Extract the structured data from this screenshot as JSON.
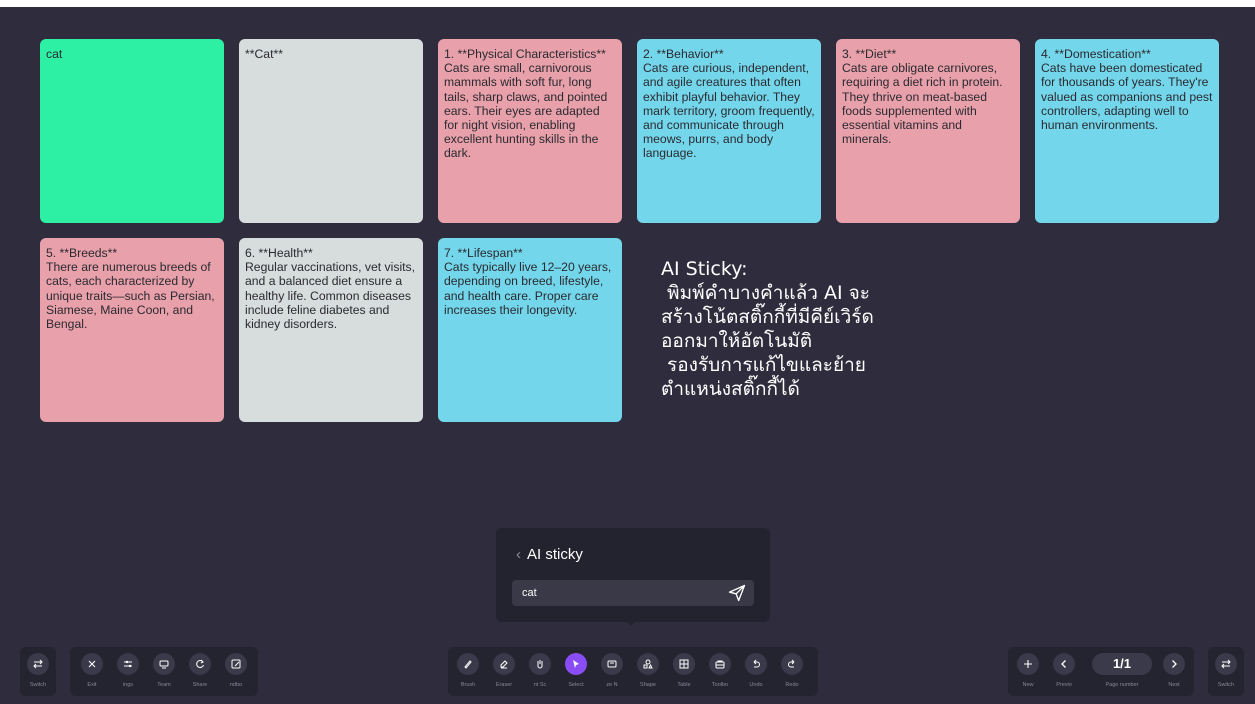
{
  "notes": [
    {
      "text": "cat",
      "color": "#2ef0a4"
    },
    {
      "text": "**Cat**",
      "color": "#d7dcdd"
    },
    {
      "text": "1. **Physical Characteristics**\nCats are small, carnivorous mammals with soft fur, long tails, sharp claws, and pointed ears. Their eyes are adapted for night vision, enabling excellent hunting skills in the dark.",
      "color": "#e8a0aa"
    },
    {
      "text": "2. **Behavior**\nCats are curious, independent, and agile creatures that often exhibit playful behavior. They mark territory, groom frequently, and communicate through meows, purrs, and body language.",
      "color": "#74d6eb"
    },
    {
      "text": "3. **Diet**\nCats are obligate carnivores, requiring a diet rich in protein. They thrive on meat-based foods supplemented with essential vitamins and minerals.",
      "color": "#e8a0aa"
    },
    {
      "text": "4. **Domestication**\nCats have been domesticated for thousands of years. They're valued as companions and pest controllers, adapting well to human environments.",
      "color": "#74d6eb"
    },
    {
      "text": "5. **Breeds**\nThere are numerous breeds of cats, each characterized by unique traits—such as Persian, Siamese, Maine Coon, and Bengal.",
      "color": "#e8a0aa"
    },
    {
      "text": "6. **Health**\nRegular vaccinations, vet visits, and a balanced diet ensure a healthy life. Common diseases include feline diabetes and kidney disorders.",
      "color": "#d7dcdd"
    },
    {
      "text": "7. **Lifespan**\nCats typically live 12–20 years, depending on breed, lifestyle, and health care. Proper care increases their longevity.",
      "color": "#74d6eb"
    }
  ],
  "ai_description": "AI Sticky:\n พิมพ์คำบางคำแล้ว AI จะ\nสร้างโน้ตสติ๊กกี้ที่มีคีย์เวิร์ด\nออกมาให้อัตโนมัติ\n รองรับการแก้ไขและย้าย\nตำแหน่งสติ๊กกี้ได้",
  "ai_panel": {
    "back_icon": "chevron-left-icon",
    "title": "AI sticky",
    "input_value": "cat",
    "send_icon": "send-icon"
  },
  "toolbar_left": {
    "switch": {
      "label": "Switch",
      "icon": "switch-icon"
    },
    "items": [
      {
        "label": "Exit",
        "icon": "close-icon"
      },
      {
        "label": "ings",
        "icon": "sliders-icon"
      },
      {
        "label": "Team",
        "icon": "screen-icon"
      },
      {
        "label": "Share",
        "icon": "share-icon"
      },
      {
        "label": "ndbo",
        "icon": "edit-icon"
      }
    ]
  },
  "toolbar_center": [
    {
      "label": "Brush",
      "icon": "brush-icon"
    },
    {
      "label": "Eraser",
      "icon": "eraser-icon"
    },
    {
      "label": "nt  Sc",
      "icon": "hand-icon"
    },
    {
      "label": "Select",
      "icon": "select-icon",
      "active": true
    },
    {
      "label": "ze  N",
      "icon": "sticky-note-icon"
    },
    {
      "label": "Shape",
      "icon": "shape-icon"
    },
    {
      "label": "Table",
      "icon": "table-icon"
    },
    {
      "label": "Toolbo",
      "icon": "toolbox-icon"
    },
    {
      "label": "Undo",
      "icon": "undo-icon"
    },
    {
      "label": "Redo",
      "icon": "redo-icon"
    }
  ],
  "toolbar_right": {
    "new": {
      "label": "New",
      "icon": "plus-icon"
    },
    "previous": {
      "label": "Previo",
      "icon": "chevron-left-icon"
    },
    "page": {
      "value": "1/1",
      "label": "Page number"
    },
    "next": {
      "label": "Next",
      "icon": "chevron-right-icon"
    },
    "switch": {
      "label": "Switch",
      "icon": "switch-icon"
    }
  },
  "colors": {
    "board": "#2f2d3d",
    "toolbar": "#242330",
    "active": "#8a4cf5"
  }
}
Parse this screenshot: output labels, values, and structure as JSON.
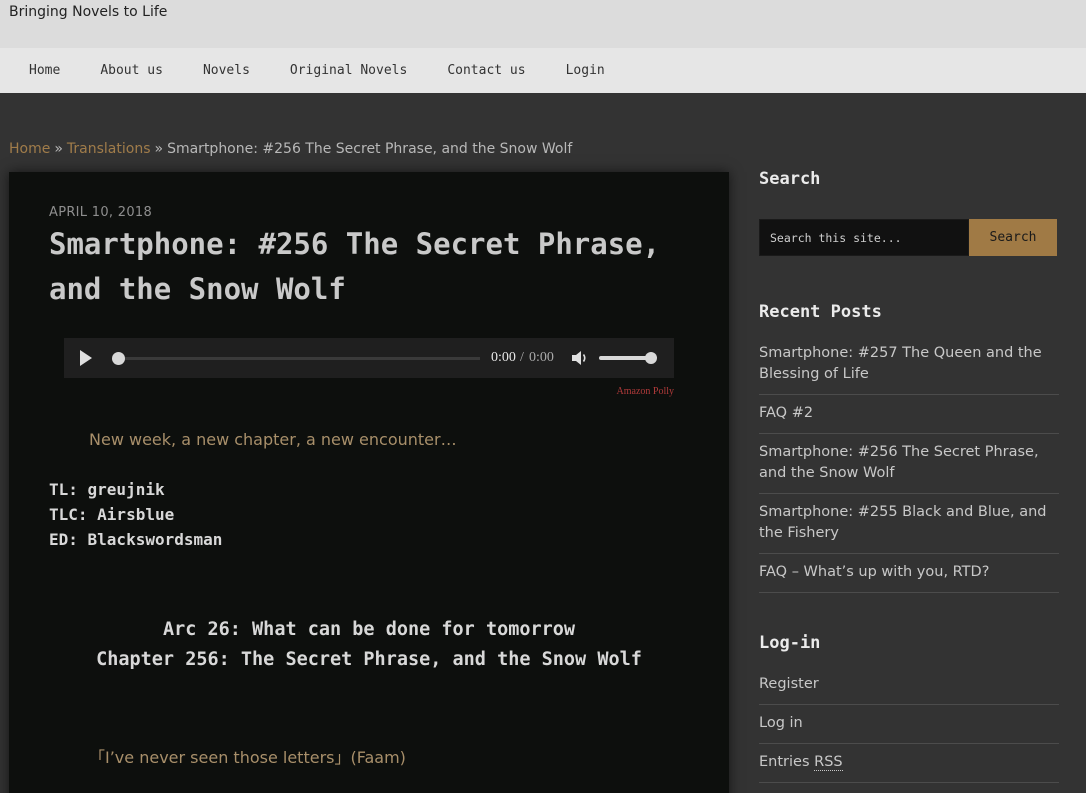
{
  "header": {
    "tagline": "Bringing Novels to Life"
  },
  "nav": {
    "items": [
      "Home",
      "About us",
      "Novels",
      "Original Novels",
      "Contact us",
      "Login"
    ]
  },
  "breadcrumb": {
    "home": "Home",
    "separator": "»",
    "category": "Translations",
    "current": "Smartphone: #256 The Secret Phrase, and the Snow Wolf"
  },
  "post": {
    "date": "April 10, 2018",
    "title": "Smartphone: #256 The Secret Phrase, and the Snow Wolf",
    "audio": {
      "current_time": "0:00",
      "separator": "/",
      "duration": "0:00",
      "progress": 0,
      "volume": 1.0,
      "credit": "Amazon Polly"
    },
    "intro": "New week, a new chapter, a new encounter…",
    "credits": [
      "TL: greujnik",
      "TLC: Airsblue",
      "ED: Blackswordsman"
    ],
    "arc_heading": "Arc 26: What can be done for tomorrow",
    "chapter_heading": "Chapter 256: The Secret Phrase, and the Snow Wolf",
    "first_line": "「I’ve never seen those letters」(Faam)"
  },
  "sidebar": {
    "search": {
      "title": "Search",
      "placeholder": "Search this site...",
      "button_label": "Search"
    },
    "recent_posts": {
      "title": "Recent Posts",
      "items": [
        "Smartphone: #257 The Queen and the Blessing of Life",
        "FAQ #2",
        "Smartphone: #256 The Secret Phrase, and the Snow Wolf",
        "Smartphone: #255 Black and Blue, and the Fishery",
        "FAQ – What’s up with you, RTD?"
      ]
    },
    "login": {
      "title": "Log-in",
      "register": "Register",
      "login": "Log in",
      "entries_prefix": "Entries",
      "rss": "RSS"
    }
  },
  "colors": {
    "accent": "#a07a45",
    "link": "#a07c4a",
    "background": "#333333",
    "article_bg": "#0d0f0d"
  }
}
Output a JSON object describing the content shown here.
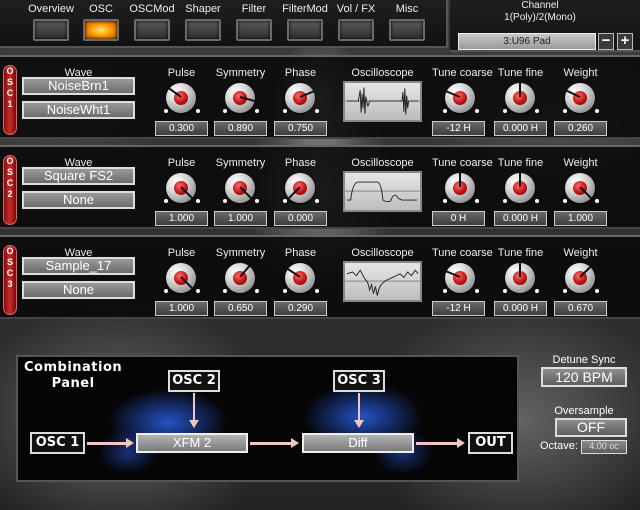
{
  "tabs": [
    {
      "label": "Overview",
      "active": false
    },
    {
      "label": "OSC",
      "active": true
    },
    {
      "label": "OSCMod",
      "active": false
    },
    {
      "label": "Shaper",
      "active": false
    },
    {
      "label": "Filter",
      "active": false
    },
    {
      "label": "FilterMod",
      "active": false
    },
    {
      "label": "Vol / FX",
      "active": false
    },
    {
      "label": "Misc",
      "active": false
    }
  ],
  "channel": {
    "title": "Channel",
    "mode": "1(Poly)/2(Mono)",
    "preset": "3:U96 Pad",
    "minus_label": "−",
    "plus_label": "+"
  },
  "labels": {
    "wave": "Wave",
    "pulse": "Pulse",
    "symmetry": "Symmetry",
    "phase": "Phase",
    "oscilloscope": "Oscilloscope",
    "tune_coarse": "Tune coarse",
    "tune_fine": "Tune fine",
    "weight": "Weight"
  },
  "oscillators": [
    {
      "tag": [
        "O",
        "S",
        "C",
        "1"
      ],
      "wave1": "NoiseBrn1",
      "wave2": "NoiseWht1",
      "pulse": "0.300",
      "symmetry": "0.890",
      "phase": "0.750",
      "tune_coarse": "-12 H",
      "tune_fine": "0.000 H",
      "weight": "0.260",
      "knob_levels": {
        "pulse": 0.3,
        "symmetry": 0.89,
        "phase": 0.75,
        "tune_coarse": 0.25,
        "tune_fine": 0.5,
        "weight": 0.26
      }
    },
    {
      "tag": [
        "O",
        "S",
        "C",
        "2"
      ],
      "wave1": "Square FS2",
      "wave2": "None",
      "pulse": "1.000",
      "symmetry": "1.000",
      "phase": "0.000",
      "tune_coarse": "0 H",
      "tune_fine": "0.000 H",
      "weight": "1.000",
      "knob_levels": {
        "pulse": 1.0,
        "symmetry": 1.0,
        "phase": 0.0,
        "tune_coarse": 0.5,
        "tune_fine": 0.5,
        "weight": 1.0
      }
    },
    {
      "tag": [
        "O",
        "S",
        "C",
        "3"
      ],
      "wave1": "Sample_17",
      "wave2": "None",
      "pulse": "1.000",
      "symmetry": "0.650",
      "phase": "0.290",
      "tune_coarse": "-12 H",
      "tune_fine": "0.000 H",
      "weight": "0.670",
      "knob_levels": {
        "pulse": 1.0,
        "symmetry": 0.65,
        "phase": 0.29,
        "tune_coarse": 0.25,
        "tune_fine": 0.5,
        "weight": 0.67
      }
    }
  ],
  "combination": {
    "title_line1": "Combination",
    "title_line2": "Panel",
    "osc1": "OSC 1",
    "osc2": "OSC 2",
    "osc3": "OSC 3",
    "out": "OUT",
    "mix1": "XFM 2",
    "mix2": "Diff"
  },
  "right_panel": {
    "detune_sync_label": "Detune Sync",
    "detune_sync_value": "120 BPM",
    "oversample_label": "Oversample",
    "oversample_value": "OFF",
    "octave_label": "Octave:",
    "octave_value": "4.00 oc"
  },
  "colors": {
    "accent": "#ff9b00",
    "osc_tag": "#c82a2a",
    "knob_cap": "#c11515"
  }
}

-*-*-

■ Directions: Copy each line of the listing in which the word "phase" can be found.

■ Answer space:
    "phase": "Phase",
      "phase": "0.750",
        "phase": 0.75,
      "phase": "0.000",
        "phase": 0.0,
      "phase": "0.290",
        "phase": 0.29,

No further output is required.